Antibiotic Use In Babies Below 2 Years Might Lead To Many Health Issues Later In Life

Antibiotic Use In Babies

A new study has found that antibiotic use in children who are younger than 2 years is linked with a variety of ailments such as asthma, allergies, and other conditions. Babies, who are given antibiotics before 2 years of age are at a higher risk of developing such health issues later in life. As per the study, children who have received one dose of antibiotics before 2 years of age have been at a higher risk of being diagnosed with asthma, eczema, hay fever, food allergies, and celiac disease. Experts have said that such kids are more likely to be diagnosed with conditions such as obesity and attention deficit hyperactivity disorder (ADHD) as well. The findings of the study have been published in Mayo Clinic Proceedings. Experts have found that multiple antibiotic treatments below 2 years of age have been linked to a child having multiple health conditions. The study says that such health conditions differ due to a child’s age, gender, type of treatment, and quantity of dose.

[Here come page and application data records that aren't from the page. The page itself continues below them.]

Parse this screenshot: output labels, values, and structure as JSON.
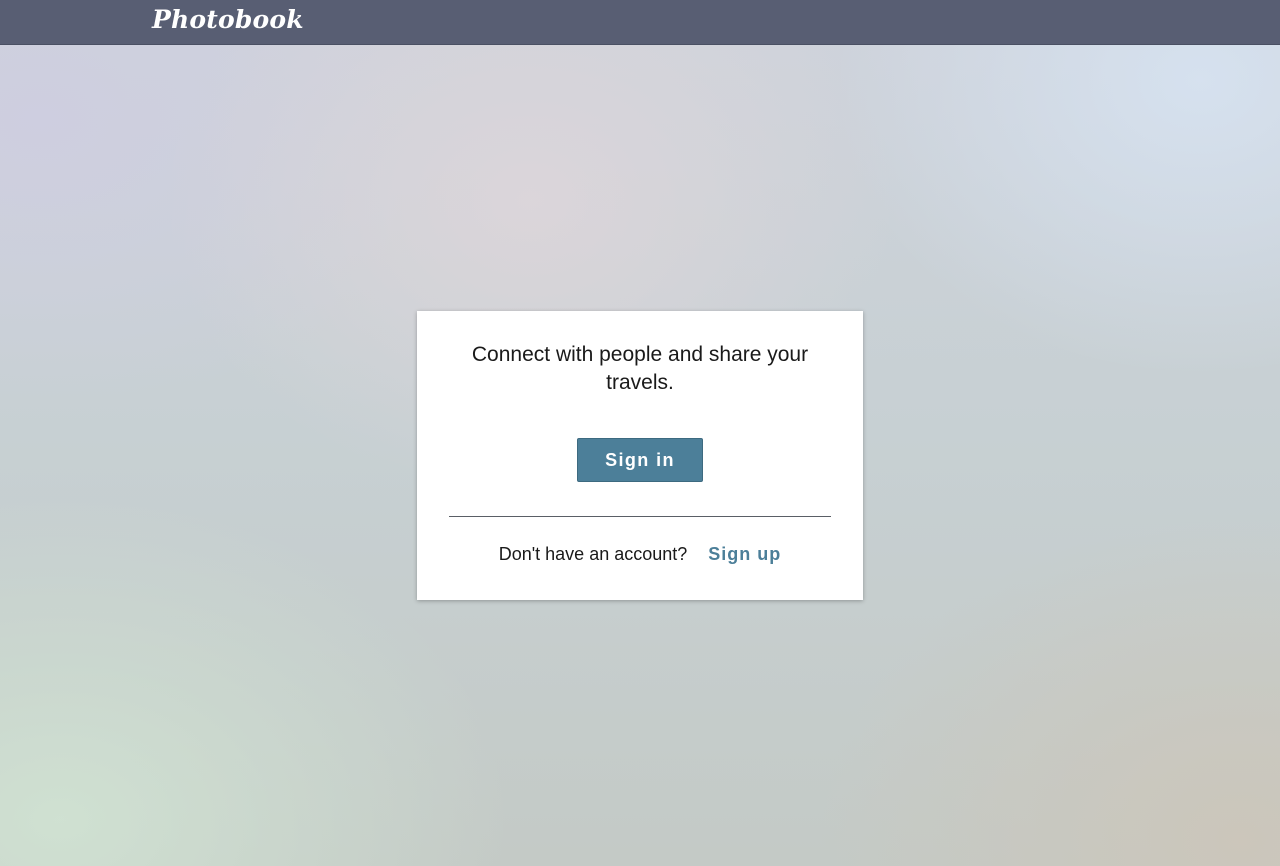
{
  "header": {
    "brand": "Photobook"
  },
  "login_card": {
    "tagline": "Connect with people and share your travels.",
    "sign_in_label": "Sign in",
    "signup_prompt": "Don't have an account?",
    "signup_label": "Sign up"
  },
  "colors": {
    "topbar": "#585e73",
    "accent": "#4c7f99",
    "card_background": "#ffffff"
  }
}
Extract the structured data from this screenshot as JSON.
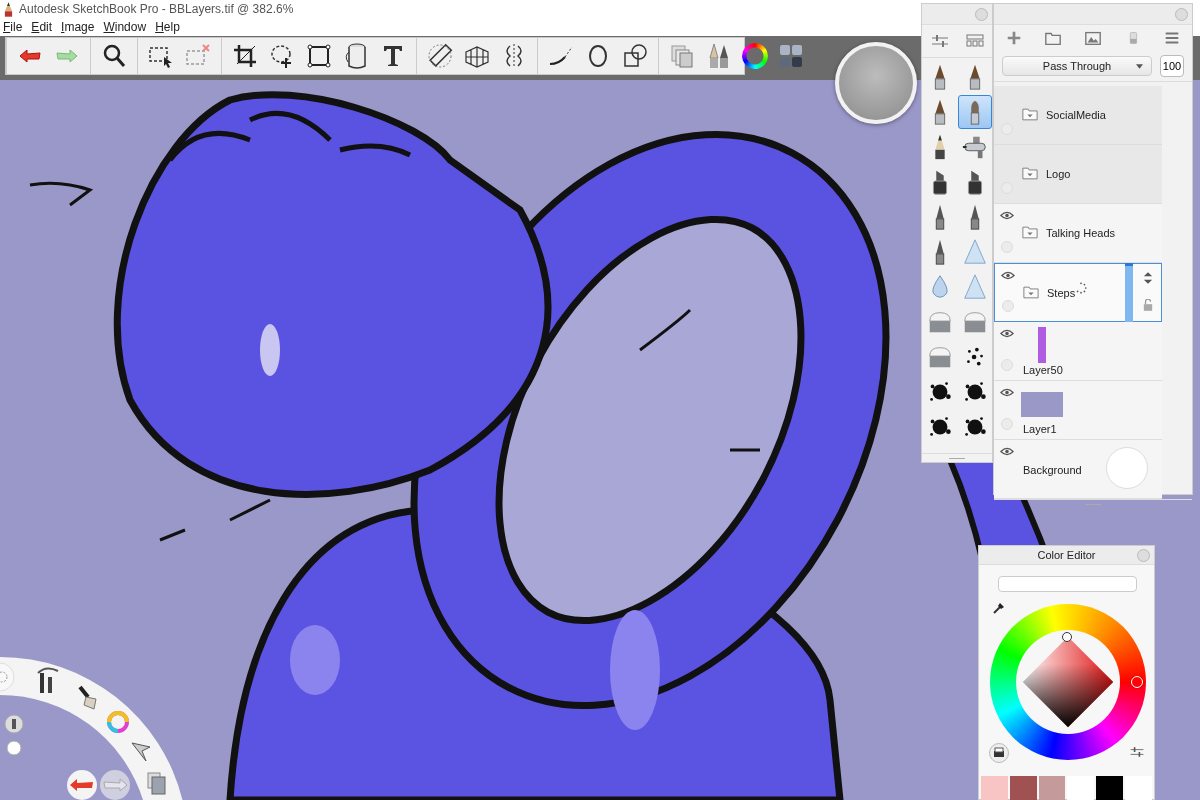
{
  "window": {
    "title": "Autodesk SketchBook Pro - BBLayers.tif @ 382.6%"
  },
  "menu": [
    "File",
    "Edit",
    "Image",
    "Window",
    "Help"
  ],
  "brushes": [
    {
      "kind": "nib",
      "selected": false
    },
    {
      "kind": "nib",
      "selected": false
    },
    {
      "kind": "nib",
      "selected": false
    },
    {
      "kind": "paintbrush",
      "selected": true
    },
    {
      "kind": "pencil",
      "selected": false
    },
    {
      "kind": "airbrush",
      "selected": false
    },
    {
      "kind": "marker",
      "selected": false
    },
    {
      "kind": "marker",
      "selected": false
    },
    {
      "kind": "pen",
      "selected": false
    },
    {
      "kind": "pen",
      "selected": false
    },
    {
      "kind": "pen",
      "selected": false
    },
    {
      "kind": "cone",
      "selected": false
    },
    {
      "kind": "drop",
      "selected": false
    },
    {
      "kind": "cone",
      "selected": false
    },
    {
      "kind": "eraser",
      "selected": false
    },
    {
      "kind": "eraser",
      "selected": false
    },
    {
      "kind": "eraser",
      "selected": false
    },
    {
      "kind": "speckle",
      "selected": false
    },
    {
      "kind": "splatter",
      "selected": false
    },
    {
      "kind": "splatter",
      "selected": false
    },
    {
      "kind": "splatter",
      "selected": false
    },
    {
      "kind": "splatter",
      "selected": false
    }
  ],
  "layers_panel": {
    "blend_mode": "Pass Through",
    "opacity": "100",
    "layers": [
      {
        "name": "SocialMedia",
        "kind": "group",
        "visible": false,
        "selected": false,
        "busy": false
      },
      {
        "name": "Logo",
        "kind": "group",
        "visible": false,
        "selected": false,
        "busy": false
      },
      {
        "name": "Talking Heads",
        "kind": "group",
        "visible": true,
        "selected": false,
        "busy": false
      },
      {
        "name": "Steps",
        "kind": "group",
        "visible": true,
        "selected": true,
        "busy": true
      },
      {
        "name": "Layer50",
        "kind": "strokes",
        "color": "#b05ce0",
        "visible": true,
        "selected": false,
        "busy": false
      },
      {
        "name": "Layer1",
        "kind": "fill",
        "color": "#9a98c6",
        "visible": true,
        "selected": false,
        "busy": false
      },
      {
        "name": "Background",
        "kind": "background",
        "color": "#ffffff",
        "visible": true,
        "selected": false,
        "busy": false
      }
    ]
  },
  "color_editor": {
    "title": "Color Editor",
    "swatches": [
      {
        "color": "#f9c4c4"
      },
      {
        "color": "#a05252"
      },
      {
        "color": "#c49a9a"
      },
      {
        "color": "#ffffff"
      },
      {
        "color": "#000000"
      },
      {
        "color": "#ffffff"
      }
    ]
  }
}
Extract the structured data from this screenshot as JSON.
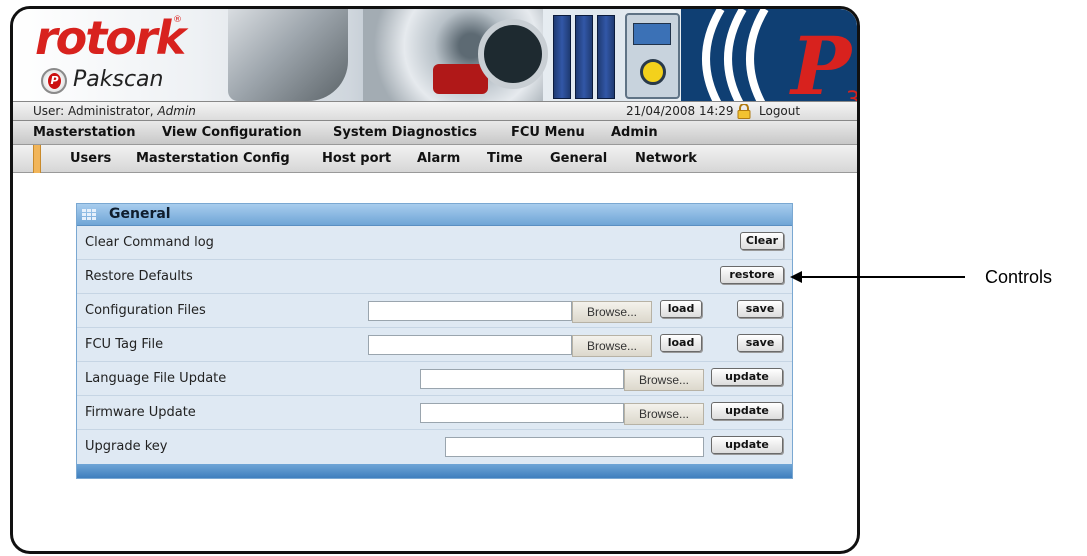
{
  "brand": {
    "logo_text": "rotork",
    "registered_mark": "®",
    "product": "Pakscan",
    "badge_letter": "P"
  },
  "userbar": {
    "user_prefix": "User: Administrator, ",
    "user_role": "Admin",
    "datetime": "21/04/2008 14:29",
    "logout": "Logout"
  },
  "main_menu": [
    "Masterstation",
    "View Configuration",
    "System Diagnostics",
    "FCU Menu",
    "Admin"
  ],
  "sub_menu": [
    "Users",
    "Masterstation Config",
    "Host port",
    "Alarm",
    "Time",
    "General",
    "Network"
  ],
  "panel": {
    "title": "General",
    "rows": [
      {
        "label": "Clear Command log",
        "buttons": [
          "Clear"
        ]
      },
      {
        "label": "Restore Defaults",
        "buttons": [
          "restore"
        ]
      },
      {
        "label": "Configuration Files",
        "browse": "Browse...",
        "buttons": [
          "load",
          "save"
        ]
      },
      {
        "label": "FCU Tag File",
        "browse": "Browse...",
        "buttons": [
          "load",
          "save"
        ]
      },
      {
        "label": "Language File Update",
        "browse": "Browse...",
        "buttons": [
          "update"
        ]
      },
      {
        "label": "Firmware Update",
        "browse": "Browse...",
        "buttons": [
          "update"
        ]
      },
      {
        "label": "Upgrade key",
        "buttons": [
          "update"
        ]
      }
    ]
  },
  "callout": {
    "label": "Controls"
  },
  "colors": {
    "brand_red": "#d8221e",
    "panel_blue": "#6fa5d6",
    "menu_marker": "#f1b55a"
  }
}
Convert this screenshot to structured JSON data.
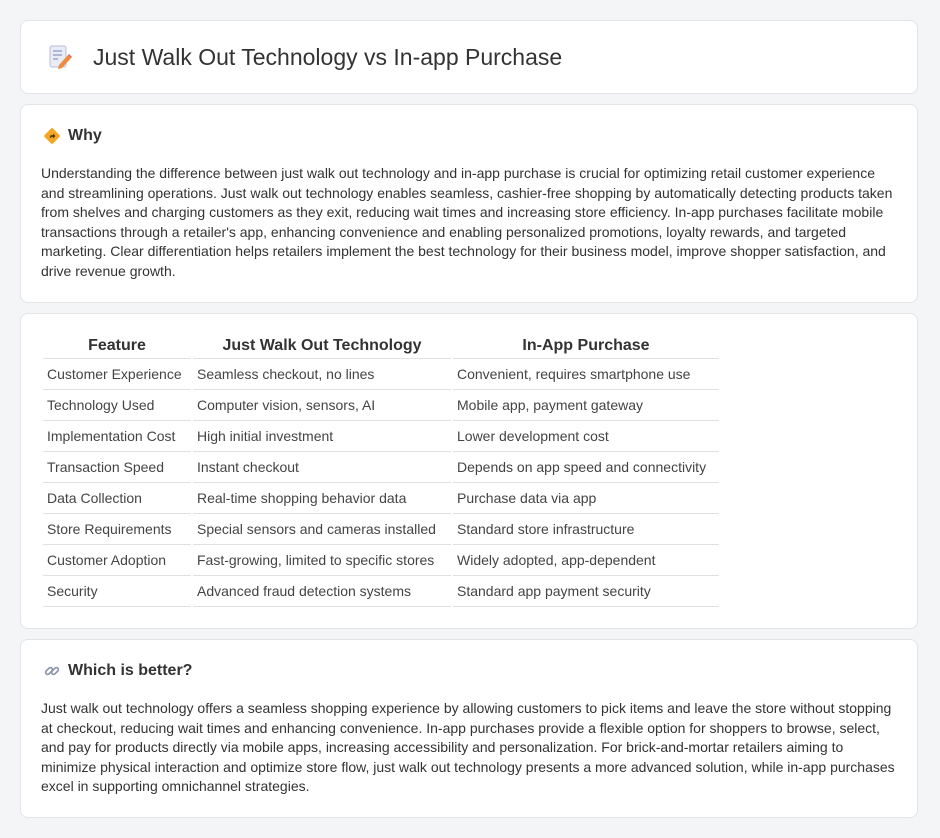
{
  "header": {
    "title": "Just Walk Out Technology vs In-app Purchase",
    "icon": "document-edit-icon"
  },
  "why": {
    "heading": "Why",
    "icon": "diamond-sign-icon",
    "body": "Understanding the difference between just walk out technology and in-app purchase is crucial for optimizing retail customer experience and streamlining operations. Just walk out technology enables seamless, cashier-free shopping by automatically detecting products taken from shelves and charging customers as they exit, reducing wait times and increasing store efficiency. In-app purchases facilitate mobile transactions through a retailer's app, enhancing convenience and enabling personalized promotions, loyalty rewards, and targeted marketing. Clear differentiation helps retailers implement the best technology for their business model, improve shopper satisfaction, and drive revenue growth."
  },
  "table": {
    "headers": [
      "Feature",
      "Just Walk Out Technology",
      "In-App Purchase"
    ],
    "rows": [
      [
        "Customer Experience",
        "Seamless checkout, no lines",
        "Convenient, requires smartphone use"
      ],
      [
        "Technology Used",
        "Computer vision, sensors, AI",
        "Mobile app, payment gateway"
      ],
      [
        "Implementation Cost",
        "High initial investment",
        "Lower development cost"
      ],
      [
        "Transaction Speed",
        "Instant checkout",
        "Depends on app speed and connectivity"
      ],
      [
        "Data Collection",
        "Real-time shopping behavior data",
        "Purchase data via app"
      ],
      [
        "Store Requirements",
        "Special sensors and cameras installed",
        "Standard store infrastructure"
      ],
      [
        "Customer Adoption",
        "Fast-growing, limited to specific stores",
        "Widely adopted, app-dependent"
      ],
      [
        "Security",
        "Advanced fraud detection systems",
        "Standard app payment security"
      ]
    ]
  },
  "better": {
    "heading": "Which is better?",
    "icon": "link-icon",
    "body": "Just walk out technology offers a seamless shopping experience by allowing customers to pick items and leave the store without stopping at checkout, reducing wait times and enhancing convenience. In-app purchases provide a flexible option for shoppers to browse, select, and pay for products directly via mobile apps, increasing accessibility and personalization. For brick-and-mortar retailers aiming to minimize physical interaction and optimize store flow, just walk out technology presents a more advanced solution, while in-app purchases excel in supporting omnichannel strategies."
  }
}
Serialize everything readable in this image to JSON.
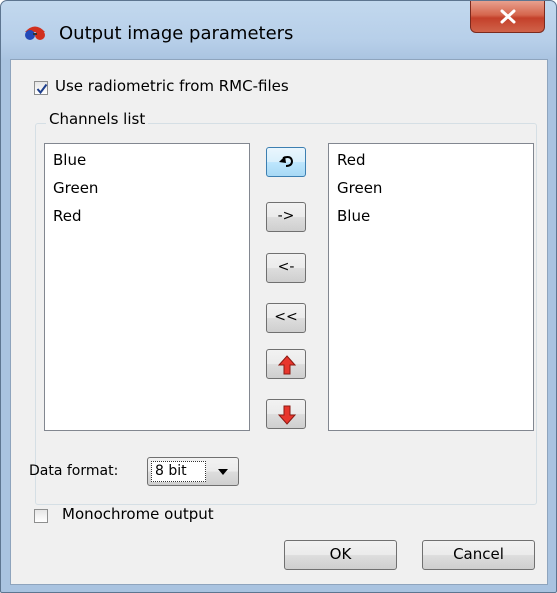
{
  "window": {
    "title": "Output image parameters"
  },
  "options": {
    "use_radiometric_label": "Use radiometric from RMC-files",
    "use_radiometric_checked": true,
    "monochrome_label": "Monochrome output",
    "monochrome_checked": false
  },
  "channels": {
    "group_title": "Channels list",
    "available": [
      "Blue",
      "Green",
      "Red"
    ],
    "selected": [
      "Red",
      "Green",
      "Blue"
    ]
  },
  "buttons": {
    "reset_icon": "undo-arrow-icon",
    "add": "->",
    "remove": "<-",
    "remove_all": "<<",
    "move_up_icon": "red-up-arrow-icon",
    "move_down_icon": "red-down-arrow-icon"
  },
  "data_format": {
    "label": "Data format:",
    "value": "8 bit"
  },
  "dialog": {
    "ok": "OK",
    "cancel": "Cancel"
  },
  "colors": {
    "arrow_red": "#e8362d",
    "titlebar": "#b9d1ea",
    "close_red": "#c7432b"
  }
}
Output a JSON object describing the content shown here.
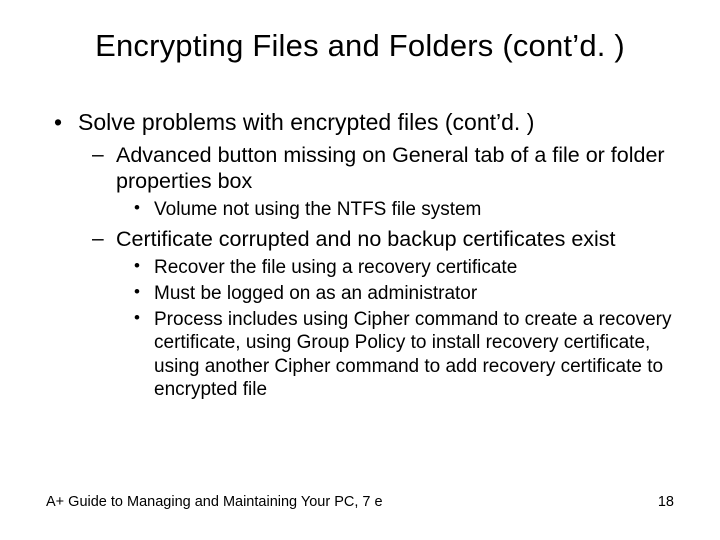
{
  "title": "Encrypting Files and Folders (cont’d. )",
  "bullets": {
    "l1": {
      "text": "Solve problems with encrypted files (cont’d. )",
      "children": [
        {
          "text": "Advanced button missing on General tab of a file or folder properties box",
          "children": [
            {
              "text": "Volume not using the NTFS file system"
            }
          ]
        },
        {
          "text": "Certificate corrupted and no backup certificates exist",
          "children": [
            {
              "text": "Recover the file using a recovery certificate"
            },
            {
              "text": "Must be logged on as an administrator"
            },
            {
              "text": "Process includes using Cipher command to create a recovery certificate, using Group Policy to install recovery certificate, using another Cipher command to add recovery certificate to encrypted file"
            }
          ]
        }
      ]
    }
  },
  "footer": {
    "left": "A+ Guide to Managing and Maintaining Your PC, 7 e",
    "page": "18"
  }
}
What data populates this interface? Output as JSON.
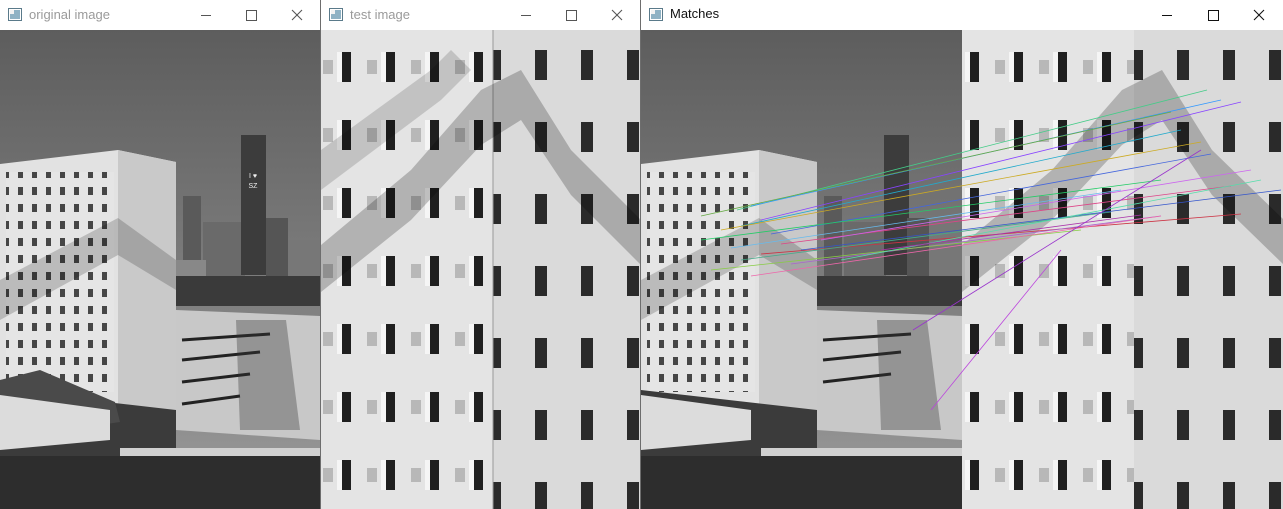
{
  "windows": [
    {
      "title": "original image",
      "active": false
    },
    {
      "title": "test image",
      "active": false
    },
    {
      "title": "Matches",
      "active": true
    }
  ],
  "icons": {
    "app": "opencv-window-icon",
    "minimize": "minimize-icon",
    "maximize": "maximize-icon",
    "close": "close-icon"
  },
  "colors": {
    "titlebar_bg": "#ffffff",
    "inactive_title": "#9a9a9a",
    "active_title": "#111111",
    "facade": "#d9d9d9",
    "sky": "#6e6e6e"
  },
  "image_text": {
    "tower_sign_line1": "I ♥",
    "tower_sign_line2": "SZ"
  }
}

The senior author of the study Nathan LeBrasseur has said that the study shows the link between antibiotic use in kids below 2 years and such health conditions. However, it does not show the reason for these health issues. Experts have looked at the data of 14500 children who have been enrolled in the Rochester Epidemiology Project. This research is a long-term study, which observes the medical records of participants in Minnesota and Wisconsin. This study has shown that at least 70 percent of children have been given antibiotic treatment. Most of them have been given multiple antibiotic treatments. Among kids, who have been given one or two antibiotic treatments, girls have been at a higher risk of being diagnosed with asthma and celiac disease as compared to those kids who have not been exposed to antibiotics. While children who have received three to four antibiotic treatments, boys and girls both have been at much greater risk of asthma, atopic dermatitis, and obesity. Experts have said that girls are more likely to be diagnosed with ADHD and celiac disease while boys are at a higher risk of being diagnosed with obesity.

The study has found that kids of both sexes, who have been given five and more antibiotic treatments, are notably at a higher risk of asthma, ADHD, allergic rhinitis, overweight, and obesity. While girls are more likely to be diagnosed with celiac disease. Experts have said that penicillin, which is a most common prescription antibiotic, is linked to a higher risk of asthma and overweight in girls and boys. However, experts have found that it might be able to reduce the risk of autism in girls. Another drug called cephalosporin is linked with a higher risk of many conditions including autism and food allergies in children. The lead author of the study believes that it might be due to the disruption of the gut bacteria in babies, which is essential for the development of the immune system. It is responsible for neural growth, body composition, and metabolism as well. Antibiotics are incapable of distinguishing between good and bad bacteria present in the digestive tract. Therefore, they kill all of them; it leaves the gut without suitable microbiome distribution.